Earlier this year, the Centers for Disease Control and Prevention released a stunning statistic. Seventy-two thousand people, it estimates, died of drug overdoses in 2017. The huge increase in deaths is largely due to heroin and powerful synthetic opioids like fentanyl.
One of the tools being used to fight that wave of deaths is the drug naloxone. It’s been called the Lazarus drug for its ability to revive people dying from overdoses. It can be injected or simply administered through a nasal spray. (The spray form of the drug is known by the brand name Narcan.)
Twenty-four-year-old Tiffany — whose last name is being withheld to protect her privacy — owes her life to naloxone.
“I’ve overdosed nine times,” she says.
Each time she overdosed, Tiffany was revived with naloxone.
Another heroin user, James, says he has also been brought back with naloxone, and that he’s used the drug on friends who “fall out,” or lose consciousness.
“I’ve got five or six nasal spray Narcans up in my room, so if someone else falls out around me, when you shoot it up their nose, not even ten, fifteen seconds later, they are back,” he says.
Tiffany and James say naloxone has not changed the way they think about heroin, but both have friends who treat naloxone like a safety net. Tiffany says she has one friend who assumes that “if he overdoses, someone will come give him Narcan and bring him back.”
But would her friend stop using heroin if he didn’t have Narcan?
“No,” she says. “There ain’t no way.”
The possibility that naloxone might lead to greater risk taking among drug users prompted two economists to study the issue. Their controversial and hotly-debated findings suggest naloxone not only increases risky drug use but may actually cause more deaths than it saves. Public health researchers say these findings are based on flawed data and analyses.
This week on Hidden Brain, we talk with users, families, and researchers about risky drug use. We’ll try to understand the complex risk/benefit calculations involved in opioid use, and why there’s still so much we’re struggling to understand about addiction.
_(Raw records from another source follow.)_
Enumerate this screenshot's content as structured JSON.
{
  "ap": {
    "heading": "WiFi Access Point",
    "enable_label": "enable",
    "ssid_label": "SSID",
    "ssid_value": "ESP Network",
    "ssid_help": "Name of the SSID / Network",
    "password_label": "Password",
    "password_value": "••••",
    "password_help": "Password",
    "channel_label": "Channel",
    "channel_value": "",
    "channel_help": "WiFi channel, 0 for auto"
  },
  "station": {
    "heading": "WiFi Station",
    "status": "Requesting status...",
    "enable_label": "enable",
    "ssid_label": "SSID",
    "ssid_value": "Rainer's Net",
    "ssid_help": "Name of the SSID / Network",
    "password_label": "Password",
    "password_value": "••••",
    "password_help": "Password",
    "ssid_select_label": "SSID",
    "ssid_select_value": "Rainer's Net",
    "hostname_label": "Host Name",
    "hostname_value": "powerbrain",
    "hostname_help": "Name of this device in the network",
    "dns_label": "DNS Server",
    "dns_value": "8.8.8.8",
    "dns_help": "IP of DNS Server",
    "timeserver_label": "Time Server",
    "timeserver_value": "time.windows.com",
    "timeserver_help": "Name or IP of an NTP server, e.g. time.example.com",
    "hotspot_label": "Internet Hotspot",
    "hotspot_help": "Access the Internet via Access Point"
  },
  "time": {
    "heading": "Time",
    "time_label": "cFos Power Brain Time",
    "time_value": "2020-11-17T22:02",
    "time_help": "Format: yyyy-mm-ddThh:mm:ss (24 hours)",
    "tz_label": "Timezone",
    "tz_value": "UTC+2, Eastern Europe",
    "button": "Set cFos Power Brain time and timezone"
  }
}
The Moral Hazard of Lifesaving Innovations: Naloxone, Access, Opioid Abuse, and Crime, by Jennifer L. Doleac and Anita Mukherjee
Does Naloxone Availability Increase Opioid Abuse? The Case for Skepticism, by Richard G. Frank, Keith Humphreys, Harold A. Pollack
With a Little Help from My Friends: The Effects of Naloxone Access and Good Samaritan laws on Opioid Related Deaths, by Daniel I. Rees, Joseph J. Sabia, Laura Argys, Joshua Latshaw, & Dhaval Dave
Opioid-overdose laws association with opioid use and overdose mortality, by McClellan C, Lambdin BH, Ali MM, Mutter R, Davis CS, Wheeler E, Pemberton M, Kral AH.
NPR on 10/25/2018 by Frank Morris
A drug specialist in the Mexican army shows crystal methamphetamine paste seized at a clandestine laboratory in Mexico’s Baja California in August. Much of the meth sold in the U.S. today comes from Mexico, according to DEA officials. GUILLERMO ARIAS/AFP/Getty Images
The sharp rise in opioid abuse and fatal overdoses has overshadowed another mounting drug problem: Methamphetamine use is rising across the United States.
“Usage of methamphetamine nationally is at an all-time high,” says Erik Smith, assistant special agent in charge of the Drug Enforcement Administration’s Kansas City office.
“It is back with a vengeance.” he says. “And the reasons for that are twofold.” The drug’s now stronger, and cheaper, than it used to be.
No longer chiefly made by “cooks” in makeshift labs in the U.S., methamphetamine is now the domain of Mexican drug cartels that are mass-producing high-quality quantities of the drug and pushing it into markets where it was previously unknown.
But even in rural communities ravaged by decades of experience with the drug, meth is on the upswing thanks to its relatively low price, availability and a shortage of treatment options.